Public And Administrative Law (1)

In two cases over the last few years, the High Court has departed from longstanding principles that meant that courts were reluctant to intervene in the conduct of public sector procurement decisions.  Now the Court of Appeal has restored those principles in finding for the Ministry of Health (the Ministry) in Attorney-General v Problem Gambling Foundation of New Zealand [2016] NZCA 609. 

The Court of Appeal has gone back to the previously leading cases, Mercury Energy Ltd v Electricity Corp of New Zealand Ltd and Lab Tests Auckland v Auckland District Health Board, to reinstate the general principle that judicial review of commercial contracting decisions by public sector agencies will not be available unless:

  • The relevant procurement has some extra public law feature (eg closing a hospital or preventing settlement of a Treaty of Waitangi claim)
  • The agency has failed to follow statutory requirements
  • In cases of fraud, corruption, or bad faith.  

The Court of Appeal has also helpfully stated that it does not agree with the view of the High Court in Telco Technology Services Ltd v Ministry of Education [2014] NZHC 213 that, in a commercial context, "the vacuum created by an absence of specific legislative provisions may be filled by public law principles such as natural justice and procedural fairness". 

The Court of Appeal commented that, even though the Ministry's development of a problem gambling strategy was a public act with public consequences, the Foundation's judicial review claim did not relate to the public nature of the decision; but rather its own disappointed commercial interests.  Accordingly, judicial review of the Ministry's procurement decision was not possible in this case.  Further, the Court of Appeal vindicated the Ministry's procurement process after the High Court had granted judicial review on three grounds.

The Court of Appeal found that the Mandatory Rules of Procurement by Departments (and now the Government Rules of Sourcing) are not in themselves able to be enforced by disaffected tenderers through judicial review.  The High Court had indicated that a breach of the Mandatory Rules, unless immaterial, would vitiate the relevant procurement decision on the grounds of error of law.  The Court of Appeal disagreed, stating that, although the Mandatory Rules bind the Ministry, since the Rules are administrative rules rather than legislation, the consequences of a breach of the Rules in the judicial review context will depend on the nature and consequences of the Rule breached.

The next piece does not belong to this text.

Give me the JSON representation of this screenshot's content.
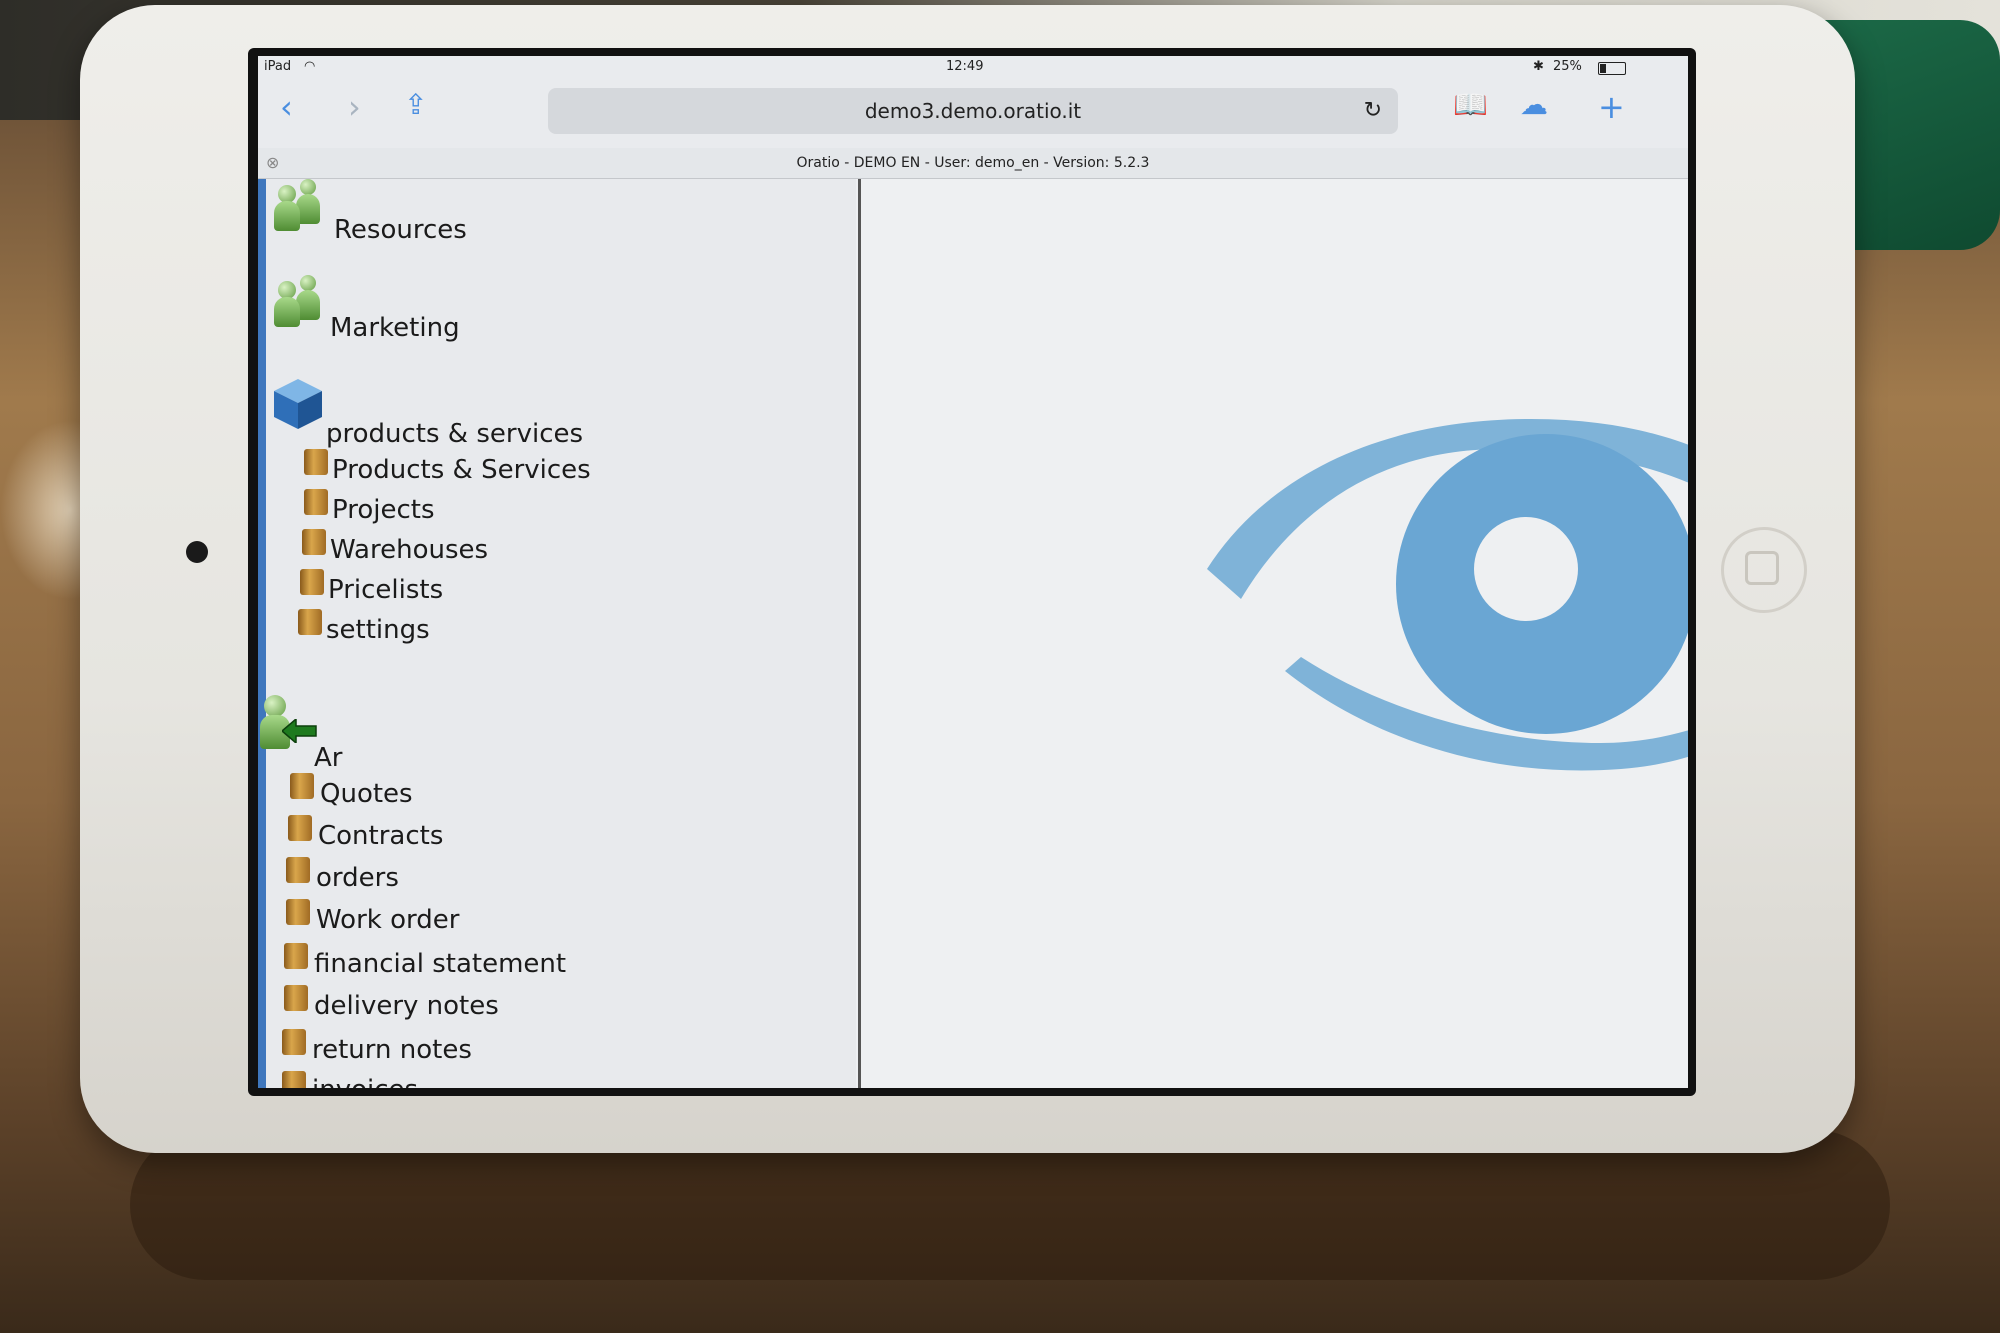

The Court of Appeal also stated that the High Court's finding that there was a lack of probative evidence for the Ministry's decision was a review of the merits of the decision rather than of the process.  Although the Ministry had, at one stage of the process, used a numbered ranking system to assess tenders, the High Court was wrong to characterise the decision-making process as one involving statistical analysis with only one possible result.

Further, the Court of Appeal was highly critical of the High Court's approach to bias.  The High Court had applied the Saxmere standard for judicial bias to the members of the panel considering the tenders:  whether a fair-minded and reasonable lay observer would reasonably apprehend that the decision-maker might not bring an impartial mind to the issue.  The Court of Appeal interpreted this as effectively requiring the panel to be made up of individuals with no previous involvement in the problem gambling sector.  Although the Mandatory Rules refer to the elimination of conflicts of interest in procurement decision-making, the Court of Appeal found that it would be unworkable, and not in the public interest, to subject procurement decision-makers to the Saxmere standard.  Instead, what is required of procurement decision-makers is fairness, good faith, honesty, and a willingness to consider information which might change the decision-maker's view.

The Court of Appeal decision should be welcomed by all public sector agencies conducting procurements.  It restores the flexibility required for agencies to conduct effective procurements, while ensuring that serious deficiencies in procurement processes can, in extreme cases, be rectified by way of judicial review.  Public sector agencies are now again able to conduct procurement processes with less risk that a disaffected tenderer will be able to successfully challenge decisions for solely commercial reasons.